Our schools are simply not a priority for this Republican majority. You need look no further then Stafford’s new 10-point Economic Development Plan where there is no mention of education.
In fairness, this hasn’t been a priority of any board for many years. Over the years, the Board of Supervisors have whittled away their local contribution to our schools. In the 10 years preceding 2006, based on past county budgets, 69 percent of county expenditures went towards our schools. In the recently approved budget, we are now down to around 54 percent.
Based on the latest data from the Virginia Department of Education, Stafford County now ranks 117 out of 132 districts in per pupil spending. The local per pupil spending in Stafford County was $4,050. This is 36 percent below the state average of $5,504. Based on the amount of local funds provided to the school system this year, local per pupil spending will equate to $3,766.08. This is 46 percent below the aforementioned state average.
For those of you thinking that we are spending too much locally on education, I’ve got some news for you. Based on the projected number of students in FY’10-11 (26,737) and the number of required instructional days each academic year (180), Stafford County is ONLY paying $21 per day (or $3 per hour – based on current 7hr High School day) to educate our children. This hardly seems like a huge local burden.
Let’s put what Stafford County pays into better context. Last year, Stafford contributed $5,246,158 to the Rappahannock Regional Jail. They essentially share the costs to run the jail with the state, Fredericksburg, Spotsylvania and King George, based on the percentage of inmates they have currently in the jail. On average, the daily inmate count is somewhere around 950. Based on what we pay, let’s say for arguments sake that one-quarter of the inmates are from Stafford. That means we are paying approximately $60 per day to house our inmates. So are housing our inmates more important than educating our children? I say we ask Stafford County Supervisor Paul Milde (R-Aquia). After all, he is on the Rappahannock Regional Jail Authority and is a former inmate himself (sorry, I couldn’t resist).
This sustained underfunding of our schools is having an effect and will have a bigger effect in the years to come. Currently, 53 percent of our schools have failed to meet Annual Yearly Progress; we now have the third highest K-7 pupil/teacher ratio in the state; and 80 percent of our Standards of Learning scores are at or below our neighbors or the state average, according to the Chairman of the School Board’s Finance and Budget Advisory Committee. If you seriously think that things are going to get better, based on these very troubling educational measures, you’ve got another thing coming.
The problem is that the funding problems will be even worse next year; and, the funding cliff that was avoided in FY’11 will be even higher in FY’12. The Board of Supervisors will not be able to rely on federal stimulus funds to supplant what should be a greater contribution to our schools by the county. This is because these funds will expire in FY’11.
What’s worse is that the Republican majority on the Board of Supervisors strongly believes that our schools are overfunded, not underfunded. If Supervisors Paul Milde (R-Aquia) and Susan Stimpson (R-Falmouth) had their way, they would have even slashed more from the school budget this year.
Stafford Republicans need to get their priorities straight and fully fund our schools. They constantly talk about bringing businesses to Stafford. I can assure you that businesses are taking notice of the complete lack of support the county is providing to its schools, when making decisions on whether to relocate.

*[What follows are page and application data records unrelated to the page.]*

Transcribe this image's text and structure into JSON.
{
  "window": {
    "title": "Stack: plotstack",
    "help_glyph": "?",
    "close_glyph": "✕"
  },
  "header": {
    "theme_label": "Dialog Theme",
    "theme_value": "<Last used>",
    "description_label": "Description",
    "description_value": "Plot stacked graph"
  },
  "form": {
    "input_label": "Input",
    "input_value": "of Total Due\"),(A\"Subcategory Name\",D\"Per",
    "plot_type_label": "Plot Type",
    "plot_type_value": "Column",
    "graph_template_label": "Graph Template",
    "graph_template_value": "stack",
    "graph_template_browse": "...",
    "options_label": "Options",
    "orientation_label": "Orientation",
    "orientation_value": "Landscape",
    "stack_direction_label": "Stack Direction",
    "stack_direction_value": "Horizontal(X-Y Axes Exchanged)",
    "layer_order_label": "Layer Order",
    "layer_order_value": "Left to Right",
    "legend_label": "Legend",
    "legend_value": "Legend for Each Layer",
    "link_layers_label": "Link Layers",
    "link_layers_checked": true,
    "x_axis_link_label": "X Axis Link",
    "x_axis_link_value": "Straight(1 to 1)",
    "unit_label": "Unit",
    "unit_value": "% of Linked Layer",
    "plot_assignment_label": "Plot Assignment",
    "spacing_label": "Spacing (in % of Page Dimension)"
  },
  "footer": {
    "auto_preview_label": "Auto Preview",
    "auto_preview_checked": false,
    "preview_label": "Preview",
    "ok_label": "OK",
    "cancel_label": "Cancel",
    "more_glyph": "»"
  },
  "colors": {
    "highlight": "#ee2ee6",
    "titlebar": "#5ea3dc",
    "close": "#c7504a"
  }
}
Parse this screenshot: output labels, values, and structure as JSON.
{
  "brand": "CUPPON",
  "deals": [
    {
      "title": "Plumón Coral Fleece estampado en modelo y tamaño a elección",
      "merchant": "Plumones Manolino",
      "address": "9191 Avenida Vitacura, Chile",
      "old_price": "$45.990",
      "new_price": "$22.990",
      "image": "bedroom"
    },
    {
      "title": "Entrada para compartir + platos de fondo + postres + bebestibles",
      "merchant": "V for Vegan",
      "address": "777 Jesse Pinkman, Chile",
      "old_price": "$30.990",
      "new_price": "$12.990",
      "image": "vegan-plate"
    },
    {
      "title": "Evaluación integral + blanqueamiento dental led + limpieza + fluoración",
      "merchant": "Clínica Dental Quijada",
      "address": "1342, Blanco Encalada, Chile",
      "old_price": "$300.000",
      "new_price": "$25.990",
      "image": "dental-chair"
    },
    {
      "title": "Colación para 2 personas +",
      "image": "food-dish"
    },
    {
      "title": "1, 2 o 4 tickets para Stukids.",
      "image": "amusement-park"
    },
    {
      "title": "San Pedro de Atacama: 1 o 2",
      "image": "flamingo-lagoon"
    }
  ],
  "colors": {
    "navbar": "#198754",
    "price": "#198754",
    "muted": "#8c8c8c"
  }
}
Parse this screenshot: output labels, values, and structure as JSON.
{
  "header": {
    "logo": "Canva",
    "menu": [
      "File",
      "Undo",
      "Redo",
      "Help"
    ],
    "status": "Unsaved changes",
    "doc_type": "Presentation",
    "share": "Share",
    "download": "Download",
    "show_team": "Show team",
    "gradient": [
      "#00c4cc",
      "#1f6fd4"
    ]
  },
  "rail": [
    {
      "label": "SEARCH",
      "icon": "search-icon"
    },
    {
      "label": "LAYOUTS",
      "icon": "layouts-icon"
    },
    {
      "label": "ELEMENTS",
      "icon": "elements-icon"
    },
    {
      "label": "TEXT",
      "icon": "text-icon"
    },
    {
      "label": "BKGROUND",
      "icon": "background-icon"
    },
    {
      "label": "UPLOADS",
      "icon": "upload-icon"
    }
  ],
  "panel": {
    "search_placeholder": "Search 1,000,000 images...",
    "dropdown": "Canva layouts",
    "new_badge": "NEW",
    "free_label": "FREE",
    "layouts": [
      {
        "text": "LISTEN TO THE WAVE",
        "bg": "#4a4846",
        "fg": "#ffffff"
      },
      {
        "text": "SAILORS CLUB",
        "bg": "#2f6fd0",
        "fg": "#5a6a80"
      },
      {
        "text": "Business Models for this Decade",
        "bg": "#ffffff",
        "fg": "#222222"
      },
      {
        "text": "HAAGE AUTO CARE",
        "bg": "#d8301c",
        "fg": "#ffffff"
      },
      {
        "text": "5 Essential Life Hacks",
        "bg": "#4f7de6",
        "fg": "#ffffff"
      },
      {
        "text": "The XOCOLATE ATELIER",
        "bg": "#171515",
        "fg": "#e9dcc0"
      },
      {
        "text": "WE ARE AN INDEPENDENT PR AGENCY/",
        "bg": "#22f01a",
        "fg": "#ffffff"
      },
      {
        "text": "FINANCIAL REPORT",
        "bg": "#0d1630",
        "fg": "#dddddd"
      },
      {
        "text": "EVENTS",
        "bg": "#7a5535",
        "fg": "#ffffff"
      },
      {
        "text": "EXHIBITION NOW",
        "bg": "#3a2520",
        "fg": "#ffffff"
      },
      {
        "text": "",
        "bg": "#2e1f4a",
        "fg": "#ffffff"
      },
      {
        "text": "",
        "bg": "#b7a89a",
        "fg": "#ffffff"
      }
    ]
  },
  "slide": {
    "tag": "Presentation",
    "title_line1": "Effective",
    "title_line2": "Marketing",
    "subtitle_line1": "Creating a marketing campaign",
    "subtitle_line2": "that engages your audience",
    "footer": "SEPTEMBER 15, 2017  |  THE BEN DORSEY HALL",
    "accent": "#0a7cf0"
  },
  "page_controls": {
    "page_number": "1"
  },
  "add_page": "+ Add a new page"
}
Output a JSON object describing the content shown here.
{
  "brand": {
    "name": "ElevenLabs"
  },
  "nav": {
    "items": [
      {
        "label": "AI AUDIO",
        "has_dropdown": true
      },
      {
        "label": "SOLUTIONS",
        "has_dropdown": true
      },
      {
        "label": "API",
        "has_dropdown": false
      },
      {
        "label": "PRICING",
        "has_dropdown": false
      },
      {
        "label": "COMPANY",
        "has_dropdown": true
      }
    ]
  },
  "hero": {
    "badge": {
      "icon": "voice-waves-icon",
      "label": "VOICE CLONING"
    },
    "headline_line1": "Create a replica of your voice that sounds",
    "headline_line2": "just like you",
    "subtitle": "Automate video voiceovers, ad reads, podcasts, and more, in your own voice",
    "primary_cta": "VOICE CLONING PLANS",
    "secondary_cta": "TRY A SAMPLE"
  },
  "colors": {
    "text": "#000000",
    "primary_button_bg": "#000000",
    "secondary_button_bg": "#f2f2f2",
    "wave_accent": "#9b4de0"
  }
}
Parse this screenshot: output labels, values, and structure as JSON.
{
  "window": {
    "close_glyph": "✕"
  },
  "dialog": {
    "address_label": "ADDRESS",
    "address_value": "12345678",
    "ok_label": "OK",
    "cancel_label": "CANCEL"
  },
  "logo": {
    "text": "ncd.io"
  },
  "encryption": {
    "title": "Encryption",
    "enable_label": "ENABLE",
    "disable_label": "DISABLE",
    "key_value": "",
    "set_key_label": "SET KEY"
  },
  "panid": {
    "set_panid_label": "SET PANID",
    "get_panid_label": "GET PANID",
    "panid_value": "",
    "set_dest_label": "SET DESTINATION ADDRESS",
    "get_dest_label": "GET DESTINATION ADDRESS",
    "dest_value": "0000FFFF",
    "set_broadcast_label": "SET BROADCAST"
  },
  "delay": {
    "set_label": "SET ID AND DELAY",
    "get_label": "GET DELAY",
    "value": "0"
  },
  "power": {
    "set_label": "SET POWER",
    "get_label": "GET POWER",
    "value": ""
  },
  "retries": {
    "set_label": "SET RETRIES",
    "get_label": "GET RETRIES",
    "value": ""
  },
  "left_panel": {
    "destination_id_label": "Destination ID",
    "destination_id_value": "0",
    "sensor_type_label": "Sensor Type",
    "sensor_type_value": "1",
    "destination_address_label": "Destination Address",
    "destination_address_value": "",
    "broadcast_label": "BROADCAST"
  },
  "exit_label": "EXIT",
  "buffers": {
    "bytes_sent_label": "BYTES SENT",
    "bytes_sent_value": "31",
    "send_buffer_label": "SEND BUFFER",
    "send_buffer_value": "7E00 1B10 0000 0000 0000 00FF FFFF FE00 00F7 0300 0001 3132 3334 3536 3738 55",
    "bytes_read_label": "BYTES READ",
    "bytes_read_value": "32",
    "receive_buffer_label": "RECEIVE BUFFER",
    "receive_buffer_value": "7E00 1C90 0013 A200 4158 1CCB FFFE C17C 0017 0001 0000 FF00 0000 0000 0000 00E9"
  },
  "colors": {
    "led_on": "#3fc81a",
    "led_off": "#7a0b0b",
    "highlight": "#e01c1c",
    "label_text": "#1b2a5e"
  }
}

Also ask yourself, what is the first thing someone asks a real estate agent when deciding on whether to relocate to a specific area? They want to know how strong the school system is there.
It’s time for Stafford Republicans to make education a priority again!